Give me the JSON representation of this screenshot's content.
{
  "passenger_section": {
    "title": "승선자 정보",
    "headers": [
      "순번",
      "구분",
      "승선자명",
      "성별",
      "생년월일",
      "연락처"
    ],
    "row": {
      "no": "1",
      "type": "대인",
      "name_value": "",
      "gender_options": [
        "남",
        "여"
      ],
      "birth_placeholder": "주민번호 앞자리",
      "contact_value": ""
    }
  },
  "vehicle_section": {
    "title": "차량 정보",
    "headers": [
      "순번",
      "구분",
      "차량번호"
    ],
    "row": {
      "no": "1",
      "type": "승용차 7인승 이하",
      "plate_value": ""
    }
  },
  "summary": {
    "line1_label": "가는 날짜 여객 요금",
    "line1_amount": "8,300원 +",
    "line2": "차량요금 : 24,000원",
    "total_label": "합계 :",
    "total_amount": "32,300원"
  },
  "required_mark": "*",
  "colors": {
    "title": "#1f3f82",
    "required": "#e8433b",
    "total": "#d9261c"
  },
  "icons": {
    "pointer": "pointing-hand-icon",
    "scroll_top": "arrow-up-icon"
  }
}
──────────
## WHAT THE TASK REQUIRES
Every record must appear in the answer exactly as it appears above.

## RESULT OF THE TASK
Give me the JSON representation of this screenshot's content.
{
  "passenger_section": {
    "title": "승선자 정보",
    "headers": [
      "순번",
      "구분",
      "승선자명",
      "성별",
      "생년월일",
      "연락처"
    ],
    "row": {
      "no": "1",
      "type": "대인",
      "name_value": "",
      "gender_options": [
        "남",
        "여"
      ],
      "birth_placeholder": "주민번호 앞자리",
      "contact_value": ""
    }
  },
  "vehicle_section": {
    "title": "차량 정보",
    "headers": [
      "순번",
      "구분",
      "차량번호"
    ],
    "row": {
      "no": "1",
      "type": "승용차 7인승 이하",
      "plate_value": ""
    }
  },
  "summary": {
    "line1_label": "가는 날짜 여객 요금",
    "line1_amount": "8,300원 +",
    "line2": "차량요금 : 24,000원",
    "total_label": "합계 :",
    "total_amount": "32,300원"
  },
  "required_mark": "*",
  "colors": {
    "title": "#1f3f82",
    "required": "#e8433b",
    "total": "#d9261c"
  },
  "icons": {
    "pointer": "pointing-hand-icon",
    "scroll_top": "arrow-up-icon"
  }
}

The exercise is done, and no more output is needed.